PROBLEM STATEMENT - Line by line, set down the following material again exactly.

DATA RECORDS -
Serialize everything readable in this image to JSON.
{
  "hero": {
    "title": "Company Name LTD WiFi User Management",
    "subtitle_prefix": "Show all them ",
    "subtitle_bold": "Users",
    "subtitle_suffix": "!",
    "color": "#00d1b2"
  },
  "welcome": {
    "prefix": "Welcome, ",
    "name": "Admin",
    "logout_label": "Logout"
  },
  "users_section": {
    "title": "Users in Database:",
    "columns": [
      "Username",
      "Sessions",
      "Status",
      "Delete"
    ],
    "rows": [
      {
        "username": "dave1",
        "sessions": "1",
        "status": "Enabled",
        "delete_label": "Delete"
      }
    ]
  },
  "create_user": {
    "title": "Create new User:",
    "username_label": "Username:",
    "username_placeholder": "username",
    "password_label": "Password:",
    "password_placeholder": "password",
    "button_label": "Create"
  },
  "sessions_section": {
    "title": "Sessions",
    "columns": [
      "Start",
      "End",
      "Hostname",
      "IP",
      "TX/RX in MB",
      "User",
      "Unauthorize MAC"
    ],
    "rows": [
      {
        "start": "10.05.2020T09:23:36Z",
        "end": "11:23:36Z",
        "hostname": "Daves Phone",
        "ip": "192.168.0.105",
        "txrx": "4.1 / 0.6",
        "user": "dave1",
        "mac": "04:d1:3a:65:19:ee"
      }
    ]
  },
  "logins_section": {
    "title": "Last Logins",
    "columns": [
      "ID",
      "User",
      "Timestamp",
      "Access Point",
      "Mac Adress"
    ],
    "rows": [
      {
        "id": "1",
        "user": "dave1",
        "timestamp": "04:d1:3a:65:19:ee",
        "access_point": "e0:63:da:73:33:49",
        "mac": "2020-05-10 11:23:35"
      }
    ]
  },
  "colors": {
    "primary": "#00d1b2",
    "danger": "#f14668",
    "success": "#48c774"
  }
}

RESPONSE TO THIS EXERCISE -
Serialize everything readable in this image to JSON.
{
  "hero": {
    "title": "Company Name LTD WiFi User Management",
    "subtitle_prefix": "Show all them ",
    "subtitle_bold": "Users",
    "subtitle_suffix": "!",
    "color": "#00d1b2"
  },
  "welcome": {
    "prefix": "Welcome, ",
    "name": "Admin",
    "logout_label": "Logout"
  },
  "users_section": {
    "title": "Users in Database:",
    "columns": [
      "Username",
      "Sessions",
      "Status",
      "Delete"
    ],
    "rows": [
      {
        "username": "dave1",
        "sessions": "1",
        "status": "Enabled",
        "delete_label": "Delete"
      }
    ]
  },
  "create_user": {
    "title": "Create new User:",
    "username_label": "Username:",
    "username_placeholder": "username",
    "password_label": "Password:",
    "password_placeholder": "password",
    "button_label": "Create"
  },
  "sessions_section": {
    "title": "Sessions",
    "columns": [
      "Start",
      "End",
      "Hostname",
      "IP",
      "TX/RX in MB",
      "User",
      "Unauthorize MAC"
    ],
    "rows": [
      {
        "start": "10.05.2020T09:23:36Z",
        "end": "11:23:36Z",
        "hostname": "Daves Phone",
        "ip": "192.168.0.105",
        "txrx": "4.1 / 0.6",
        "user": "dave1",
        "mac": "04:d1:3a:65:19:ee"
      }
    ]
  },
  "logins_section": {
    "title": "Last Logins",
    "columns": [
      "ID",
      "User",
      "Timestamp",
      "Access Point",
      "Mac Adress"
    ],
    "rows": [
      {
        "id": "1",
        "user": "dave1",
        "timestamp": "04:d1:3a:65:19:ee",
        "access_point": "e0:63:da:73:33:49",
        "mac": "2020-05-10 11:23:35"
      }
    ]
  },
  "colors": {
    "primary": "#00d1b2",
    "danger": "#f14668",
    "success": "#48c774"
  }
}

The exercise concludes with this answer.